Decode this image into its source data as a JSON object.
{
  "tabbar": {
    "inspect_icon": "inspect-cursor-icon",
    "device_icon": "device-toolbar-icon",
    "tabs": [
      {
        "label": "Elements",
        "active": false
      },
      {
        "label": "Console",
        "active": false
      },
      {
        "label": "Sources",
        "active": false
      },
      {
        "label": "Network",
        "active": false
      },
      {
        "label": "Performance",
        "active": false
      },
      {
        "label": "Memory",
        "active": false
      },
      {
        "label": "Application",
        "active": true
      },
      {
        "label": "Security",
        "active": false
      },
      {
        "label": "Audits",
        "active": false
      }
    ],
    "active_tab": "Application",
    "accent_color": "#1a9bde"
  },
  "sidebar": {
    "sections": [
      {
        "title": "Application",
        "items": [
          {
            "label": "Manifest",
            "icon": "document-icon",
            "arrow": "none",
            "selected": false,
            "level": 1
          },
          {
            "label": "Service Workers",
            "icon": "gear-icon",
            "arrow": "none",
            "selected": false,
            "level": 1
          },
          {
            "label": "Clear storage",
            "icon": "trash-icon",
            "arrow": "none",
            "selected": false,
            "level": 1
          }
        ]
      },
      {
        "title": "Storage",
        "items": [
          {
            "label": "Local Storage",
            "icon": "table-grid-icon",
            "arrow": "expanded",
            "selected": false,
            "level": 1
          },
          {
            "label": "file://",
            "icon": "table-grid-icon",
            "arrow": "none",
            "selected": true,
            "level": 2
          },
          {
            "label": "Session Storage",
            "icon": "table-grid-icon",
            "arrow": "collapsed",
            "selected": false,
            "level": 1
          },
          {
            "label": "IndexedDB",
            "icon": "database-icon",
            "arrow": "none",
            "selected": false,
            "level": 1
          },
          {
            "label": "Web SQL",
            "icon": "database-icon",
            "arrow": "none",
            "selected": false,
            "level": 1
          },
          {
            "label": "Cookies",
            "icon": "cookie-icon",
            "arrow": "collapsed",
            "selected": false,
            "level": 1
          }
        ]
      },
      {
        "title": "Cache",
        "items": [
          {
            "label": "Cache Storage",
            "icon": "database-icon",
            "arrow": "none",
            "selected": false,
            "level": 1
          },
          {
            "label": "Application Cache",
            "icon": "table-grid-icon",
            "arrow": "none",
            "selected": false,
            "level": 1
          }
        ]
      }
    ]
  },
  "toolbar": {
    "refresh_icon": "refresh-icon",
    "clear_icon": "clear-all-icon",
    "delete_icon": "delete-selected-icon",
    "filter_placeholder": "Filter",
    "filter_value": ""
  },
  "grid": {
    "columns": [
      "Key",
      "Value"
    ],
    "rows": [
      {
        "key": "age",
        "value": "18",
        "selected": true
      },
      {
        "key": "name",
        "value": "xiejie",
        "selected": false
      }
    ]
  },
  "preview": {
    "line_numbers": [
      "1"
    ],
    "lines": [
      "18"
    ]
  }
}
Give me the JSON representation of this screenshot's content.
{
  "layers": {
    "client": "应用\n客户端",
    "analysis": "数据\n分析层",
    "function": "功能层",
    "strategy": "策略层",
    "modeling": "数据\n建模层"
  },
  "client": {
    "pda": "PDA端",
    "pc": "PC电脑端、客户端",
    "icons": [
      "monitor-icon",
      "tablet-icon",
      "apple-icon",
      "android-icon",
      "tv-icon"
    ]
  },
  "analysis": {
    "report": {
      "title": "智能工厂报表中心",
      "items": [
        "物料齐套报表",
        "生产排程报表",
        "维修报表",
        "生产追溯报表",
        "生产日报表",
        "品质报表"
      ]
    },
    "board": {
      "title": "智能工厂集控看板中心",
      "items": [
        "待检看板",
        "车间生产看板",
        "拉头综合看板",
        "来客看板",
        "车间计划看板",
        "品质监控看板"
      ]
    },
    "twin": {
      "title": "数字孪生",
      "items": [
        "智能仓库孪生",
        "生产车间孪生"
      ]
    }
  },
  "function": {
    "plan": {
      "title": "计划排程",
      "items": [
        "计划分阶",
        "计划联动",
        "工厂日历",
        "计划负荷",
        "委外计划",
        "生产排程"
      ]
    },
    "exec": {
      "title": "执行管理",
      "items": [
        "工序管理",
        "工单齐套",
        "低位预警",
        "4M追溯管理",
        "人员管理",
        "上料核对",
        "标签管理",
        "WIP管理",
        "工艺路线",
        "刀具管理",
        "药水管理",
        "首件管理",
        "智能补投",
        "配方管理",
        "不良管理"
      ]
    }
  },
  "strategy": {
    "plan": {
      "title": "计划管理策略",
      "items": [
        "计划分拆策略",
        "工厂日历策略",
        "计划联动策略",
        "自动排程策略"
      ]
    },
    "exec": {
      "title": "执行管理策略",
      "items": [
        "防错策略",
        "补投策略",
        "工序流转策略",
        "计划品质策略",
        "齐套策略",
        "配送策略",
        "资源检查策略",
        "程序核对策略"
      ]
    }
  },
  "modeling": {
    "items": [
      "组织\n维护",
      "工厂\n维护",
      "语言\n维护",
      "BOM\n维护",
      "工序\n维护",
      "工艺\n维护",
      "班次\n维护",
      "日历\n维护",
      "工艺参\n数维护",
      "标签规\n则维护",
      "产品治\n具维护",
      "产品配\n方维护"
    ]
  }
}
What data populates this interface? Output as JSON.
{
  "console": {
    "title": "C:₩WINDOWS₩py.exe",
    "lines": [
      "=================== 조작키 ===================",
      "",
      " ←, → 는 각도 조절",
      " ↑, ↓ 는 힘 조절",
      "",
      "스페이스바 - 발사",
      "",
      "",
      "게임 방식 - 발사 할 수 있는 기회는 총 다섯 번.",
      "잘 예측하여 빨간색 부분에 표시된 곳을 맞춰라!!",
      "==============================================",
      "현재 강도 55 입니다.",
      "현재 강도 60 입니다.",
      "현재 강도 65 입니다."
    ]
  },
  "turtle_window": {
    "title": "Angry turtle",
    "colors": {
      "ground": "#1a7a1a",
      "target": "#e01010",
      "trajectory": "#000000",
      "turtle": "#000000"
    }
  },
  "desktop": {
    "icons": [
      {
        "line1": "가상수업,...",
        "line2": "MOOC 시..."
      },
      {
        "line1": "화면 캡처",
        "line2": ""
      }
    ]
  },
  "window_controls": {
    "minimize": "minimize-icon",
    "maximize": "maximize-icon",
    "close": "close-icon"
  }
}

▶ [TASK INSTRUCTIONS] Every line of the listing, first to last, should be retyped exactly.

▶ [TASK SOLUTION]
Decode this image into its source data as a JSON object.
{
  "tabbar": {
    "inspect_icon": "inspect-cursor-icon",
    "device_icon": "device-toolbar-icon",
    "tabs": [
      {
        "label": "Elements",
        "active": false
      },
      {
        "label": "Console",
        "active": false
      },
      {
        "label": "Sources",
        "active": false
      },
      {
        "label": "Network",
        "active": false
      },
      {
        "label": "Performance",
        "active": false
      },
      {
        "label": "Memory",
        "active": false
      },
      {
        "label": "Application",
        "active": true
      },
      {
        "label": "Security",
        "active": false
      },
      {
        "label": "Audits",
        "active": false
      }
    ],
    "active_tab": "Application",
    "accent_color": "#1a9bde"
  },
  "sidebar": {
    "sections": [
      {
        "title": "Application",
        "items": [
          {
            "label": "Manifest",
            "icon": "document-icon",
            "arrow": "none",
            "selected": false,
            "level": 1
          },
          {
            "label": "Service Workers",
            "icon": "gear-icon",
            "arrow": "none",
            "selected": false,
            "level": 1
          },
          {
            "label": "Clear storage",
            "icon": "trash-icon",
            "arrow": "none",
            "selected": false,
            "level": 1
          }
        ]
      },
      {
        "title": "Storage",
        "items": [
          {
            "label": "Local Storage",
            "icon": "table-grid-icon",
            "arrow": "expanded",
            "selected": false,
            "level": 1
          },
          {
            "label": "file://",
            "icon": "table-grid-icon",
            "arrow": "none",
            "selected": true,
            "level": 2
          },
          {
            "label": "Session Storage",
            "icon": "table-grid-icon",
            "arrow": "collapsed",
            "selected": false,
            "level": 1
          },
          {
            "label": "IndexedDB",
            "icon": "database-icon",
            "arrow": "none",
            "selected": false,
            "level": 1
          },
          {
            "label": "Web SQL",
            "icon": "database-icon",
            "arrow": "none",
            "selected": false,
            "level": 1
          },
          {
            "label": "Cookies",
            "icon": "cookie-icon",
            "arrow": "collapsed",
            "selected": false,
            "level": 1
          }
        ]
      },
      {
        "title": "Cache",
        "items": [
          {
            "label": "Cache Storage",
            "icon": "database-icon",
            "arrow": "none",
            "selected": false,
            "level": 1
          },
          {
            "label": "Application Cache",
            "icon": "table-grid-icon",
            "arrow": "none",
            "selected": false,
            "level": 1
          }
        ]
      }
    ]
  },
  "toolbar": {
    "refresh_icon": "refresh-icon",
    "clear_icon": "clear-all-icon",
    "delete_icon": "delete-selected-icon",
    "filter_placeholder": "Filter",
    "filter_value": ""
  },
  "grid": {
    "columns": [
      "Key",
      "Value"
    ],
    "rows": [
      {
        "key": "age",
        "value": "18",
        "selected": true
      },
      {
        "key": "name",
        "value": "xiejie",
        "selected": false
      }
    ]
  },
  "preview": {
    "line_numbers": [
      "1"
    ],
    "lines": [
      "18"
    ]
  }
}
Give me the JSON representation of this screenshot's content.
{
  "layers": {
    "client": "应用\n客户端",
    "analysis": "数据\n分析层",
    "function": "功能层",
    "strategy": "策略层",
    "modeling": "数据\n建模层"
  },
  "client": {
    "pda": "PDA端",
    "pc": "PC电脑端、客户端",
    "icons": [
      "monitor-icon",
      "tablet-icon",
      "apple-icon",
      "android-icon",
      "tv-icon"
    ]
  },
  "analysis": {
    "report": {
      "title": "智能工厂报表中心",
      "items": [
        "物料齐套报表",
        "生产排程报表",
        "维修报表",
        "生产追溯报表",
        "生产日报表",
        "品质报表"
      ]
    },
    "board": {
      "title": "智能工厂集控看板中心",
      "items": [
        "待检看板",
        "车间生产看板",
        "拉头综合看板",
        "来客看板",
        "车间计划看板",
        "品质监控看板"
      ]
    },
    "twin": {
      "title": "数字孪生",
      "items": [
        "智能仓库孪生",
        "生产车间孪生"
      ]
    }
  },
  "function": {
    "plan": {
      "title": "计划排程",
      "items": [
        "计划分阶",
        "计划联动",
        "工厂日历",
        "计划负荷",
        "委外计划",
        "生产排程"
      ]
    },
    "exec": {
      "title": "执行管理",
      "items": [
        "工序管理",
        "工单齐套",
        "低位预警",
        "4M追溯管理",
        "人员管理",
        "上料核对",
        "标签管理",
        "WIP管理",
        "工艺路线",
        "刀具管理",
        "药水管理",
        "首件管理",
        "智能补投",
        "配方管理",
        "不良管理"
      ]
    }
  },
  "strategy": {
    "plan": {
      "title": "计划管理策略",
      "items": [
        "计划分拆策略",
        "工厂日历策略",
        "计划联动策略",
        "自动排程策略"
      ]
    },
    "exec": {
      "title": "执行管理策略",
      "items": [
        "防错策略",
        "补投策略",
        "工序流转策略",
        "计划品质策略",
        "齐套策略",
        "配送策略",
        "资源检查策略",
        "程序核对策略"
      ]
    }
  },
  "modeling": {
    "items": [
      "组织\n维护",
      "工厂\n维护",
      "语言\n维护",
      "BOM\n维护",
      "工序\n维护",
      "工艺\n维护",
      "班次\n维护",
      "日历\n维护",
      "工艺参\n数维护",
      "标签规\n则维护",
      "产品治\n具维护",
      "产品配\n方维护"
    ]
  }
}
What data populates this interface? Output as JSON.
{
  "console": {
    "title": "C:₩WINDOWS₩py.exe",
    "lines": [
      "=================== 조작키 ===================",
      "",
      " ←, → 는 각도 조절",
      " ↑, ↓ 는 힘 조절",
      "",
      "스페이스바 - 발사",
      "",
      "",
      "게임 방식 - 발사 할 수 있는 기회는 총 다섯 번.",
      "잘 예측하여 빨간색 부분에 표시된 곳을 맞춰라!!",
      "==============================================",
      "현재 강도 55 입니다.",
      "현재 강도 60 입니다.",
      "현재 강도 65 입니다."
    ]
  },
  "turtle_window": {
    "title": "Angry turtle",
    "colors": {
      "ground": "#1a7a1a",
      "target": "#e01010",
      "trajectory": "#000000",
      "turtle": "#000000"
    }
  },
  "desktop": {
    "icons": [
      {
        "line1": "가상수업,...",
        "line2": "MOOC 시..."
      },
      {
        "line1": "화면 캡처",
        "line2": ""
      }
    ]
  },
  "window_controls": {
    "minimize": "minimize-icon",
    "maximize": "maximize-icon",
    "close": "close-icon"
  }
}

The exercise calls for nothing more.